“To be in corrections, especially because it felt I wasn’t doing anything for society, I thought this is a perfect opportunity to give back and do something that matters and help save the planet,” Sierra said. “I’m a natural-born leader and I’m a fast learner. It’s a skill if you can keep everyone safe.”
Sierra admitted she had entered the course to beef up her resume, but the more it tested her physically and mentally, the more she became interested in pursuing a firefighting career.
“Learning from my past, I’ve done risky behaviors,” she said. “But now I take that adrenaline and do good things and put energy toward something better.”
Kirsten T. also expressed interest in pursuing a job in wildland firefighting.
“I think this could be a career for me,” she said. “I thought I would be a nurse, but I also am outdoorsy.

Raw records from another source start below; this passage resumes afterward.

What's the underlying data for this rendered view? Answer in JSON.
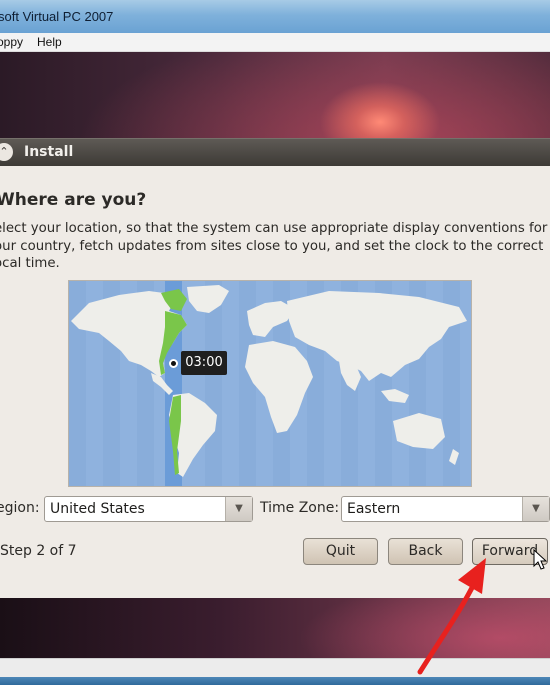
{
  "window": {
    "title": "soft Virtual PC 2007"
  },
  "menu": {
    "items": [
      "oppy",
      "Help"
    ]
  },
  "installer": {
    "header": "Install",
    "heading": "Where are you?",
    "description": [
      "elect your location, so that the system can use appropriate display conventions for",
      "our country, fetch updates from sites close to you, and set the clock to the correct",
      "ocal time."
    ],
    "map": {
      "time_label": "03:00"
    },
    "region_label": "egion:",
    "region_value": "United States",
    "timezone_label": "Time Zone:",
    "timezone_value": "Eastern",
    "step_text": "Step 2 of 7",
    "quit_label": "Quit",
    "back_label": "Back",
    "forward_label": "Forward"
  },
  "colors": {
    "panel": "#efebe6",
    "header_bar": "#3d3a36",
    "timezone_highlight": "#7aa7d8",
    "selected_land": "#7ac64a",
    "ocean": "#8fb2de",
    "annotation_arrow": "#e8211e"
  }
}
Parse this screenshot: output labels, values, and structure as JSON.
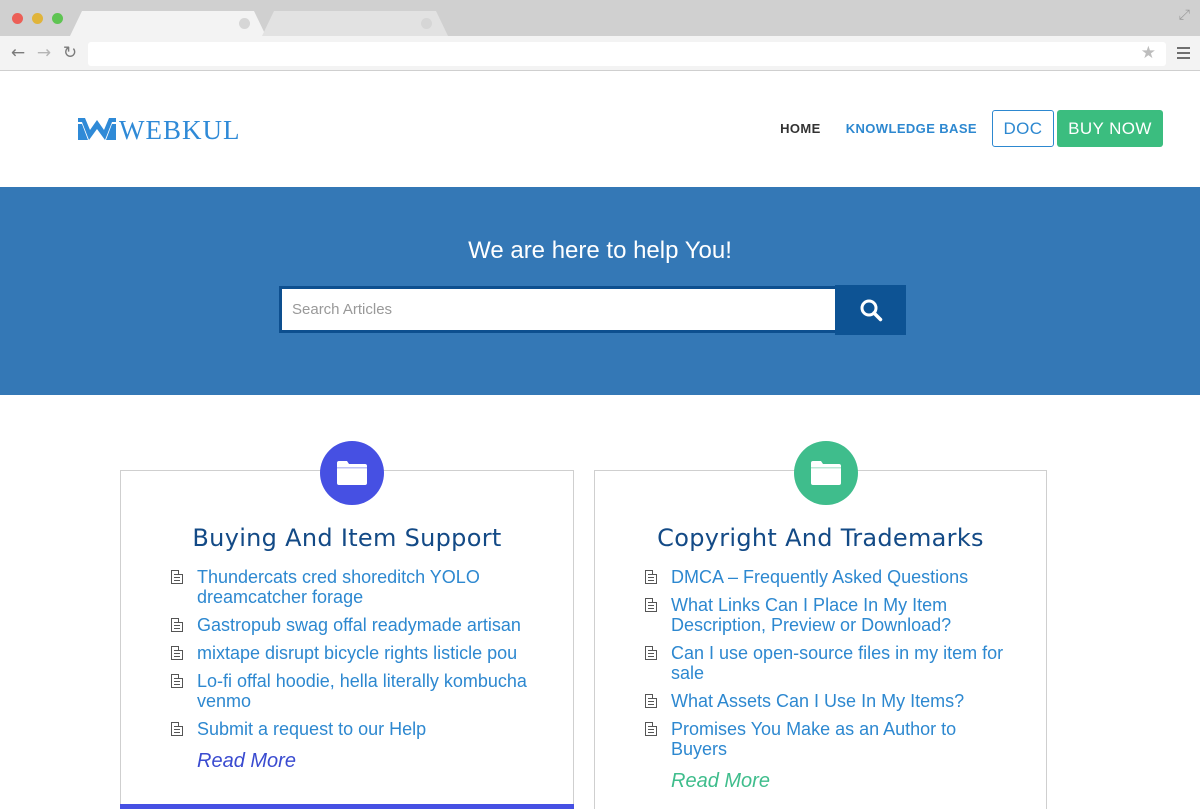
{
  "browser": {
    "icons": {
      "back": "arrow-left-icon",
      "forward": "arrow-right-icon",
      "reload": "reload-icon",
      "bookmark": "star-icon",
      "menu": "hamburger-menu-icon",
      "expand": "expand-icon"
    },
    "url": ""
  },
  "header": {
    "logo_text": "WEBKUL",
    "nav": {
      "home": "HOME",
      "knowledge_base": "KNOWLEDGE BASE",
      "doc": "DOC",
      "buy_now": "BUY NOW"
    }
  },
  "hero": {
    "title": "We are here to help You!",
    "search_placeholder": "Search Articles",
    "search_value": ""
  },
  "cards": [
    {
      "title": "Buying And Item Support",
      "icon": "folder-icon",
      "accent": "#4650e3",
      "items": [
        "Thundercats cred shoreditch YOLO dreamcatcher forage",
        "Gastropub swag offal readymade artisan",
        "mixtape disrupt bicycle rights listicle pou",
        "Lo-fi offal hoodie, hella literally kombucha venmo",
        "Submit a request to our Help"
      ],
      "read_more": "Read More"
    },
    {
      "title": "Copyright And Trademarks",
      "icon": "folder-icon",
      "accent": "#3fbd8c",
      "items": [
        "DMCA – Frequently Asked Questions",
        "What Links Can I Place In My Item Description, Preview or Download?",
        "Can I use open-source files in my item for sale",
        "What Assets Can I Use In My Items?",
        "Promises You Make as an Author to Buyers"
      ],
      "read_more": "Read More"
    }
  ],
  "colors": {
    "hero_bg": "#3478b6",
    "search_button": "#0d5394",
    "link_blue": "#2d88d0",
    "buy_green": "#3bbd7f",
    "title_navy": "#134a86"
  }
}
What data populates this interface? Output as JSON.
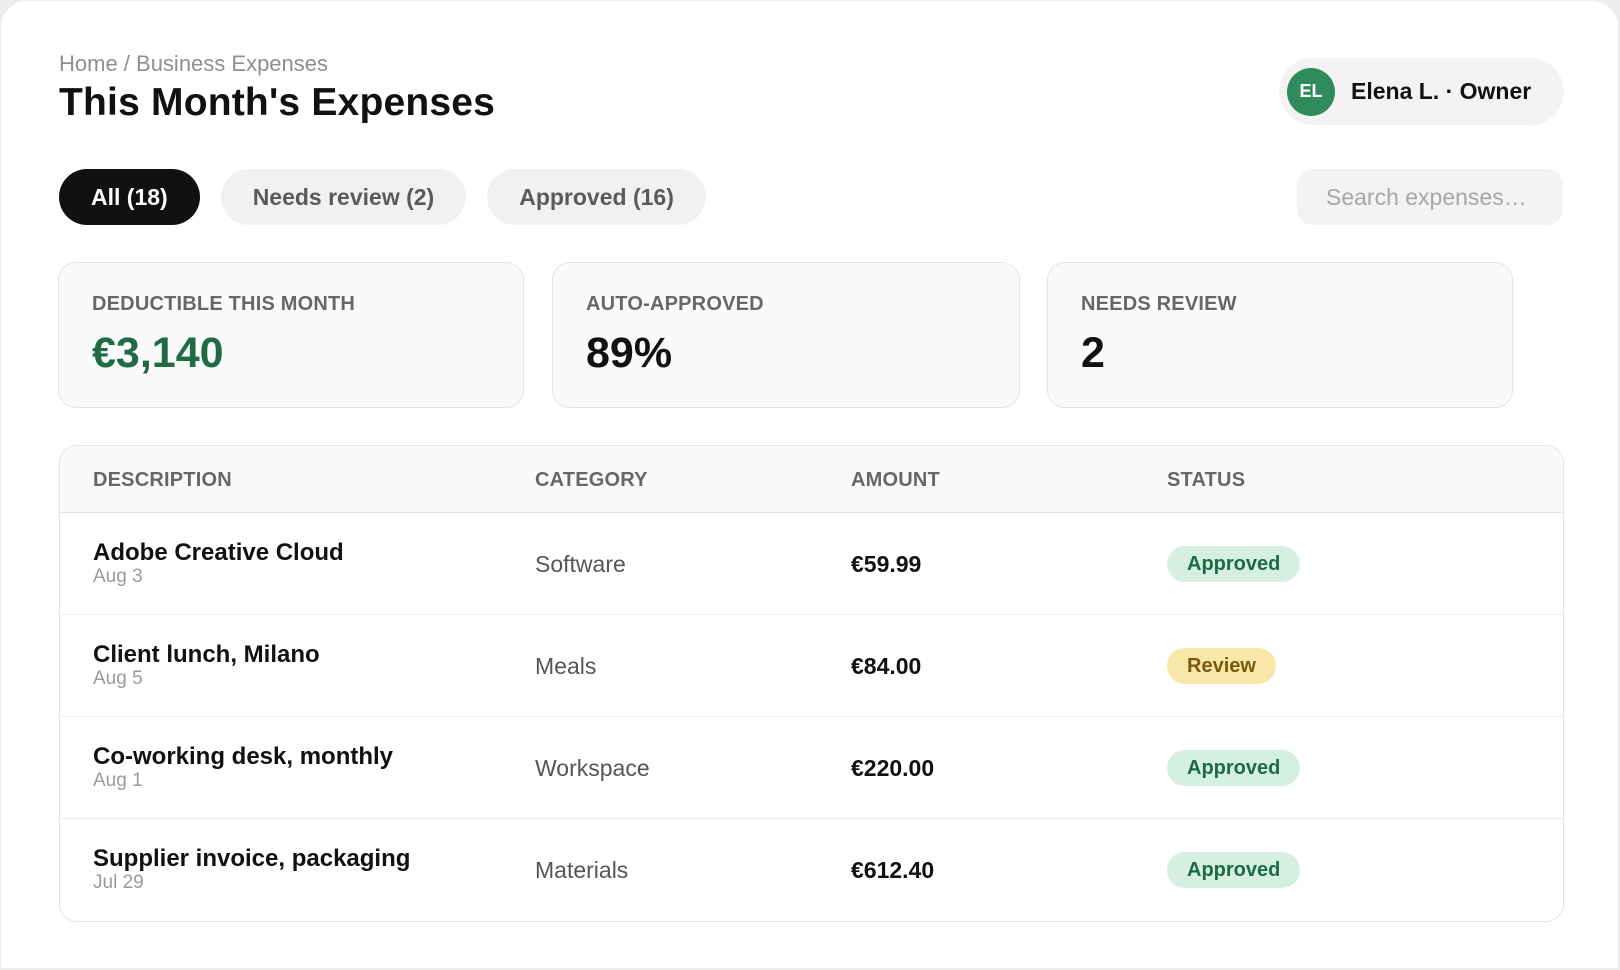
{
  "breadcrumb": "Home / Business Expenses",
  "page_title": "This Month's Expenses",
  "user": {
    "initials": "EL",
    "label": "Elena L. · Owner",
    "avatar_color": "#2f8a5c"
  },
  "tabs": [
    {
      "label": "All (18)",
      "active": true
    },
    {
      "label": "Needs review (2)",
      "active": false
    },
    {
      "label": "Approved (16)",
      "active": false
    }
  ],
  "search": {
    "placeholder": "Search expenses…",
    "value": ""
  },
  "stats": [
    {
      "label": "DEDUCTIBLE THIS MONTH",
      "value": "€3,140",
      "color": "#1f6b43"
    },
    {
      "label": "AUTO-APPROVED",
      "value": "89%"
    },
    {
      "label": "NEEDS REVIEW",
      "value": "2"
    }
  ],
  "table": {
    "columns": [
      "DESCRIPTION",
      "CATEGORY",
      "AMOUNT",
      "STATUS"
    ],
    "rows": [
      {
        "description": "Adobe Creative Cloud",
        "date": "Aug 3",
        "category": "Software",
        "amount": "€59.99",
        "status": "Approved",
        "status_kind": "approved"
      },
      {
        "description": "Client lunch, Milano",
        "date": "Aug 5",
        "category": "Meals",
        "amount": "€84.00",
        "status": "Review",
        "status_kind": "review"
      },
      {
        "description": "Co-working desk, monthly",
        "date": "Aug 1",
        "category": "Workspace",
        "amount": "€220.00",
        "status": "Approved",
        "status_kind": "approved"
      },
      {
        "description": "Supplier invoice, packaging",
        "date": "Jul 29",
        "category": "Materials",
        "amount": "€612.40",
        "status": "Approved",
        "status_kind": "approved"
      }
    ]
  },
  "colors": {
    "approved_bg": "#d6efe3",
    "approved_text": "#1e6b42",
    "review_bg": "#f8e7a8",
    "review_text": "#7b5a10",
    "active_tab": "#111111"
  }
}
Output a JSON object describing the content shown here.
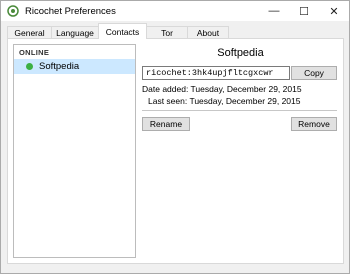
{
  "window": {
    "title": "Ricochet Preferences",
    "controls": {
      "minimize": "—",
      "maximize": "☐",
      "close": "✕"
    }
  },
  "tabs": [
    {
      "label": "General",
      "active": false
    },
    {
      "label": "Language",
      "active": false
    },
    {
      "label": "Contacts",
      "active": true
    },
    {
      "label": "Tor",
      "active": false
    },
    {
      "label": "About",
      "active": false
    }
  ],
  "contacts": {
    "group_header": "ONLINE",
    "items": [
      {
        "name": "Softpedia",
        "status": "online",
        "status_color": "#3cb043"
      }
    ]
  },
  "details": {
    "name": "Softpedia",
    "contact_id": "ricochet:3hk4upjfltcgxcwr",
    "copy_label": "Copy",
    "date_added_label": "Date added:",
    "date_added_value": "Tuesday, December 29, 2015",
    "last_seen_label": "Last seen:",
    "last_seen_value": "Tuesday, December 29, 2015",
    "rename_label": "Rename",
    "remove_label": "Remove"
  },
  "colors": {
    "selection": "#cce8ff",
    "online_status": "#3cb043"
  }
}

I’ve always wanted to be out in the woods. It’s my life, to be around this, to do hard work and protect people.”
Just having an option for when she leaves OYA custody makes it appealing, Kirsten added.
“We are tempted when we get out, so it’s good to have something we can pursue career-wise,” she said. “Wildland firefighters, they don’t care about our charges.”
While the majority of the course was classroom instruction, toward the end of the week, the youth had a chance to contain and fight a fire right on the Oak Creek property. Whether they were digging trenches, calling out instructions to team members, or mopping up after the fire, the youth learned and practiced work ethic, teamwork, respect, and responsibility.
In the video above, Sierra M. impersonates rolling debris, demonstrates how digging a trench can help contain a wildfire.
The burning and containment exercise was followed by a test on Friday, with both a written and physical portion, the latter of which requires firefighters to walk three miles in 45 minutes while carrying 45 pounds of equipment.
“You might be qualified to pass the test, but you need that (the physical requirement) to get a job,” Dunten said.
The certification and field experience have helped youth transfer out of OYA care at Riverbend into careers with the Oregon Department of Forestry and the U.S. Forestry Service.
“We don’t believe in treating them like inmates; we treat them like humans,” Dunten said. “These youth are so respected by the public and the agencies they work with. They’re on top of it.”
Dunten, who himself is a certified firefighter, started the program at Camp Riverbend in 2011, citing the overall shortage of firefighters and the need for career opportunities for the youth. Black, who had been supervising Riverbend work crews that clean up state parks, joined him a few years later as the program expanded.
“What made me want to do this is every kid I brought on my work crew talked about (fire crew),” Black said. “I could see the pride in their faces, how it made them feel good about themselves. They might be dead tired, but they were proud of what they did that day. To help them be someone other than what they are now and to get a job when they get out of the gates, that’s what got me into this.”
Black said they’re excited to provide the same opportunity for OYA’s female youth.
“Boys have so many opportunities out there to find something and start a life and the girls just don’t have as many,” Black said. “This is why we want to open this door to them. I just want them to find passion for life, a job that you can support yourself and your family. That is what firefighting does. It’s a great job for the nature of these youth (their history) because it’s not about what you did but what you’re going to do.”
And though quite a few things still need to be ironed out to get a female work crew to help this coming fire season, Black said, “Where there’s a will, there’s a way.”
Sierra pointed out that women could bring a lot to the program.
“There’s a real need for women in the field,” she said. “We have an eye for detail and are perfectionists. We can do at least as good as men.”
She also reiterated the importance of having this kind of opportunity available to OYA youth.
“Brett and Sam are amazing instructors,” Sierra said. “This is what we need for youth to get back on their feet. We need to emphasize how much they do for us.”